Dataset section start

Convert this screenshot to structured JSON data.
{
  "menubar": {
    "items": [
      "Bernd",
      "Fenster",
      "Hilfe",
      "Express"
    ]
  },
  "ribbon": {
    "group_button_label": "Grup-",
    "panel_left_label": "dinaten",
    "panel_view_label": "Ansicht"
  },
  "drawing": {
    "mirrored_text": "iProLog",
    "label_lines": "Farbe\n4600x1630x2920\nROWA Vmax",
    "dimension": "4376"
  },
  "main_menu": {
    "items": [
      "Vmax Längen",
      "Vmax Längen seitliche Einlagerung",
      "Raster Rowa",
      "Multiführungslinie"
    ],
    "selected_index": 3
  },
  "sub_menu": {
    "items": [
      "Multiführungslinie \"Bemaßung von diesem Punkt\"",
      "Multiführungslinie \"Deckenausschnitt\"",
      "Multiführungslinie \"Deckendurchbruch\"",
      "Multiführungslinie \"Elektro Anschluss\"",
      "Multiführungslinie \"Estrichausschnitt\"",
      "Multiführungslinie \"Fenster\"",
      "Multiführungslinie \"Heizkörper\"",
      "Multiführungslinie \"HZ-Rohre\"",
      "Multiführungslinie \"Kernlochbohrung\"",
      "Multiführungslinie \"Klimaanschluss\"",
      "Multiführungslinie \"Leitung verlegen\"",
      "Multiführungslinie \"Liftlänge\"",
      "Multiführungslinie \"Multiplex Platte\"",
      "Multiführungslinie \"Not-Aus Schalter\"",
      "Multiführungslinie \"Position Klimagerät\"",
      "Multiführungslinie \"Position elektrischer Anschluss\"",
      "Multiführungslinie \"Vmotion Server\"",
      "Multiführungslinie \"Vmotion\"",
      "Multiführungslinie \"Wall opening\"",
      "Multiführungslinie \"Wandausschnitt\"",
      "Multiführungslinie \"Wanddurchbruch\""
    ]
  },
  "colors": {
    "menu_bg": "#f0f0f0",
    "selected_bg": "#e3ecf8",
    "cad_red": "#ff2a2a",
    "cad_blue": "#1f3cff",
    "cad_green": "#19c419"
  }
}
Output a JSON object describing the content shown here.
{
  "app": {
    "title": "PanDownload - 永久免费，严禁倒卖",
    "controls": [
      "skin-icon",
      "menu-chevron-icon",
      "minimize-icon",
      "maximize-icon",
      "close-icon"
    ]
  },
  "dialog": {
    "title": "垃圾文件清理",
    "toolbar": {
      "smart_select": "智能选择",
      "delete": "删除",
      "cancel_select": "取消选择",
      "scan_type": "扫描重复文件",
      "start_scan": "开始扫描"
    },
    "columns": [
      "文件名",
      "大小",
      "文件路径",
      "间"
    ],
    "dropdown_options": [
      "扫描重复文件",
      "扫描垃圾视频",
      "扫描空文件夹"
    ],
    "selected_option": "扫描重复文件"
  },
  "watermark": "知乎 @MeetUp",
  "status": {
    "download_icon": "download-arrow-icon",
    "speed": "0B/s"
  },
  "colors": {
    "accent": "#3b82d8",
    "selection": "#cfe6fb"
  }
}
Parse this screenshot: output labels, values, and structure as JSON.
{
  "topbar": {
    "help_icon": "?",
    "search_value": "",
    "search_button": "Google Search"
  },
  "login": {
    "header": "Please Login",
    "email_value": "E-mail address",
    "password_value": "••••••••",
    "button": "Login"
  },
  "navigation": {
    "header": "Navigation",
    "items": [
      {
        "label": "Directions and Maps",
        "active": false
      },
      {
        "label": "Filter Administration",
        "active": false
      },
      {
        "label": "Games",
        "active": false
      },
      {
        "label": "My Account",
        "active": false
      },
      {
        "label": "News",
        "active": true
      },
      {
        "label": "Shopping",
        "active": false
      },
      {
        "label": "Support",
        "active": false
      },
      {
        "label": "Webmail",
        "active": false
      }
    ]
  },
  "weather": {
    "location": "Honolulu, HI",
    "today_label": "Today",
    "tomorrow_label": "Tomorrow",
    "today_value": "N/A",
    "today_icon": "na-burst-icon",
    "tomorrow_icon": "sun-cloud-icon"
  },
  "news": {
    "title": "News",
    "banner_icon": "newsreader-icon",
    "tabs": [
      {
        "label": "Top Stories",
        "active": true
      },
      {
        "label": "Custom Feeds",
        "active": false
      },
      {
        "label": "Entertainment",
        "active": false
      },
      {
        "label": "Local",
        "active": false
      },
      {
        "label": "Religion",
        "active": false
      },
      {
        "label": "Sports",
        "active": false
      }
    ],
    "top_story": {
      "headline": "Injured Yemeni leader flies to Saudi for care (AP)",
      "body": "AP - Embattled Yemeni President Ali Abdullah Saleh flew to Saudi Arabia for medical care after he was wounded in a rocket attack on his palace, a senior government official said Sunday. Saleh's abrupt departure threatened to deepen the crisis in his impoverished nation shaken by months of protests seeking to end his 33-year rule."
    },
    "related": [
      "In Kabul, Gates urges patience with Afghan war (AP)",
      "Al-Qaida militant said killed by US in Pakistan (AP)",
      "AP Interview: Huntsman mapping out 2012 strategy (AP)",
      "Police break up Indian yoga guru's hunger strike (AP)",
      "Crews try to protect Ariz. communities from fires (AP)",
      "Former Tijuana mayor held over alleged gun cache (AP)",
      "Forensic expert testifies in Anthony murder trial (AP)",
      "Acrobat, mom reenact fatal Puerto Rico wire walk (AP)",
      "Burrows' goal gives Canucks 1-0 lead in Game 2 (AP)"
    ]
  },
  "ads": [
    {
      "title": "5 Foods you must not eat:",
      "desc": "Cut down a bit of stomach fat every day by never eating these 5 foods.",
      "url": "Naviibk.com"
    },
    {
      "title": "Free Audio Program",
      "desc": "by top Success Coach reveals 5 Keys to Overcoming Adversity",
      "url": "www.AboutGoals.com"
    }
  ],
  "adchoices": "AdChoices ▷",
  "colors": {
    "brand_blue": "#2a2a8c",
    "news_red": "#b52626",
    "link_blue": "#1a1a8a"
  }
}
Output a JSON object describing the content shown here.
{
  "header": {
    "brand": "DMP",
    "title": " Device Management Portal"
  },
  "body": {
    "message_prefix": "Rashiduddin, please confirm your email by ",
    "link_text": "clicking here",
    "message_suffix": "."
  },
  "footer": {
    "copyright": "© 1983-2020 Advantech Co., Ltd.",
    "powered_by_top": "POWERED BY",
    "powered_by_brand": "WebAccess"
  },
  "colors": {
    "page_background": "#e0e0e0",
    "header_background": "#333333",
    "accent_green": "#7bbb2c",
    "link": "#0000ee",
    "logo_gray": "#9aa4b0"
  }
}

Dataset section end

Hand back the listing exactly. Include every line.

Convert this screenshot to structured JSON data.
{
  "menubar": {
    "items": [
      "Bernd",
      "Fenster",
      "Hilfe",
      "Express"
    ]
  },
  "ribbon": {
    "group_button_label": "Grup-",
    "panel_left_label": "dinaten",
    "panel_view_label": "Ansicht"
  },
  "drawing": {
    "mirrored_text": "iProLog",
    "label_lines": "Farbe\n4600x1630x2920\nROWA Vmax",
    "dimension": "4376"
  },
  "main_menu": {
    "items": [
      "Vmax Längen",
      "Vmax Längen seitliche Einlagerung",
      "Raster Rowa",
      "Multiführungslinie"
    ],
    "selected_index": 3
  },
  "sub_menu": {
    "items": [
      "Multiführungslinie \"Bemaßung von diesem Punkt\"",
      "Multiführungslinie \"Deckenausschnitt\"",
      "Multiführungslinie \"Deckendurchbruch\"",
      "Multiführungslinie \"Elektro Anschluss\"",
      "Multiführungslinie \"Estrichausschnitt\"",
      "Multiführungslinie \"Fenster\"",
      "Multiführungslinie \"Heizkörper\"",
      "Multiführungslinie \"HZ-Rohre\"",
      "Multiführungslinie \"Kernlochbohrung\"",
      "Multiführungslinie \"Klimaanschluss\"",
      "Multiführungslinie \"Leitung verlegen\"",
      "Multiführungslinie \"Liftlänge\"",
      "Multiführungslinie \"Multiplex Platte\"",
      "Multiführungslinie \"Not-Aus Schalter\"",
      "Multiführungslinie \"Position Klimagerät\"",
      "Multiführungslinie \"Position elektrischer Anschluss\"",
      "Multiführungslinie \"Vmotion Server\"",
      "Multiführungslinie \"Vmotion\"",
      "Multiführungslinie \"Wall opening\"",
      "Multiführungslinie \"Wandausschnitt\"",
      "Multiführungslinie \"Wanddurchbruch\""
    ]
  },
  "colors": {
    "menu_bg": "#f0f0f0",
    "selected_bg": "#e3ecf8",
    "cad_red": "#ff2a2a",
    "cad_blue": "#1f3cff",
    "cad_green": "#19c419"
  }
}
Output a JSON object describing the content shown here.
{
  "app": {
    "title": "PanDownload - 永久免费，严禁倒卖",
    "controls": [
      "skin-icon",
      "menu-chevron-icon",
      "minimize-icon",
      "maximize-icon",
      "close-icon"
    ]
  },
  "dialog": {
    "title": "垃圾文件清理",
    "toolbar": {
      "smart_select": "智能选择",
      "delete": "删除",
      "cancel_select": "取消选择",
      "scan_type": "扫描重复文件",
      "start_scan": "开始扫描"
    },
    "columns": [
      "文件名",
      "大小",
      "文件路径",
      "间"
    ],
    "dropdown_options": [
      "扫描重复文件",
      "扫描垃圾视频",
      "扫描空文件夹"
    ],
    "selected_option": "扫描重复文件"
  },
  "watermark": "知乎 @MeetUp",
  "status": {
    "download_icon": "download-arrow-icon",
    "speed": "0B/s"
  },
  "colors": {
    "accent": "#3b82d8",
    "selection": "#cfe6fb"
  }
}
Parse this screenshot: output labels, values, and structure as JSON.
{
  "topbar": {
    "help_icon": "?",
    "search_value": "",
    "search_button": "Google Search"
  },
  "login": {
    "header": "Please Login",
    "email_value": "E-mail address",
    "password_value": "••••••••",
    "button": "Login"
  },
  "navigation": {
    "header": "Navigation",
    "items": [
      {
        "label": "Directions and Maps",
        "active": false
      },
      {
        "label": "Filter Administration",
        "active": false
      },
      {
        "label": "Games",
        "active": false
      },
      {
        "label": "My Account",
        "active": false
      },
      {
        "label": "News",
        "active": true
      },
      {
        "label": "Shopping",
        "active": false
      },
      {
        "label": "Support",
        "active": false
      },
      {
        "label": "Webmail",
        "active": false
      }
    ]
  },
  "weather": {
    "location": "Honolulu, HI",
    "today_label": "Today",
    "tomorrow_label": "Tomorrow",
    "today_value": "N/A",
    "today_icon": "na-burst-icon",
    "tomorrow_icon": "sun-cloud-icon"
  },
  "news": {
    "title": "News",
    "banner_icon": "newsreader-icon",
    "tabs": [
      {
        "label": "Top Stories",
        "active": true
      },
      {
        "label": "Custom Feeds",
        "active": false
      },
      {
        "label": "Entertainment",
        "active": false
      },
      {
        "label": "Local",
        "active": false
      },
      {
        "label": "Religion",
        "active": false
      },
      {
        "label": "Sports",
        "active": false
      }
    ],
    "top_story": {
      "headline": "Injured Yemeni leader flies to Saudi for care (AP)",
      "body": "AP - Embattled Yemeni President Ali Abdullah Saleh flew to Saudi Arabia for medical care after he was wounded in a rocket attack on his palace, a senior government official said Sunday. Saleh's abrupt departure threatened to deepen the crisis in his impoverished nation shaken by months of protests seeking to end his 33-year rule."
    },
    "related": [
      "In Kabul, Gates urges patience with Afghan war (AP)",
      "Al-Qaida militant said killed by US in Pakistan (AP)",
      "AP Interview: Huntsman mapping out 2012 strategy (AP)",
      "Police break up Indian yoga guru's hunger strike (AP)",
      "Crews try to protect Ariz. communities from fires (AP)",
      "Former Tijuana mayor held over alleged gun cache (AP)",
      "Forensic expert testifies in Anthony murder trial (AP)",
      "Acrobat, mom reenact fatal Puerto Rico wire walk (AP)",
      "Burrows' goal gives Canucks 1-0 lead in Game 2 (AP)"
    ]
  },
  "ads": [
    {
      "title": "5 Foods you must not eat:",
      "desc": "Cut down a bit of stomach fat every day by never eating these 5 foods.",
      "url": "Naviibk.com"
    },
    {
      "title": "Free Audio Program",
      "desc": "by top Success Coach reveals 5 Keys to Overcoming Adversity",
      "url": "www.AboutGoals.com"
    }
  ],
  "adchoices": "AdChoices ▷",
  "colors": {
    "brand_blue": "#2a2a8c",
    "news_red": "#b52626",
    "link_blue": "#1a1a8a"
  }
}
Output a JSON object describing the content shown here.
{
  "header": {
    "brand": "DMP",
    "title": " Device Management Portal"
  },
  "body": {
    "message_prefix": "Rashiduddin, please confirm your email by ",
    "link_text": "clicking here",
    "message_suffix": "."
  },
  "footer": {
    "copyright": "© 1983-2020 Advantech Co., Ltd.",
    "powered_by_top": "POWERED BY",
    "powered_by_brand": "WebAccess"
  },
  "colors": {
    "page_background": "#e0e0e0",
    "header_background": "#333333",
    "accent_green": "#7bbb2c",
    "link": "#0000ee",
    "logo_gray": "#9aa4b0"
  }
}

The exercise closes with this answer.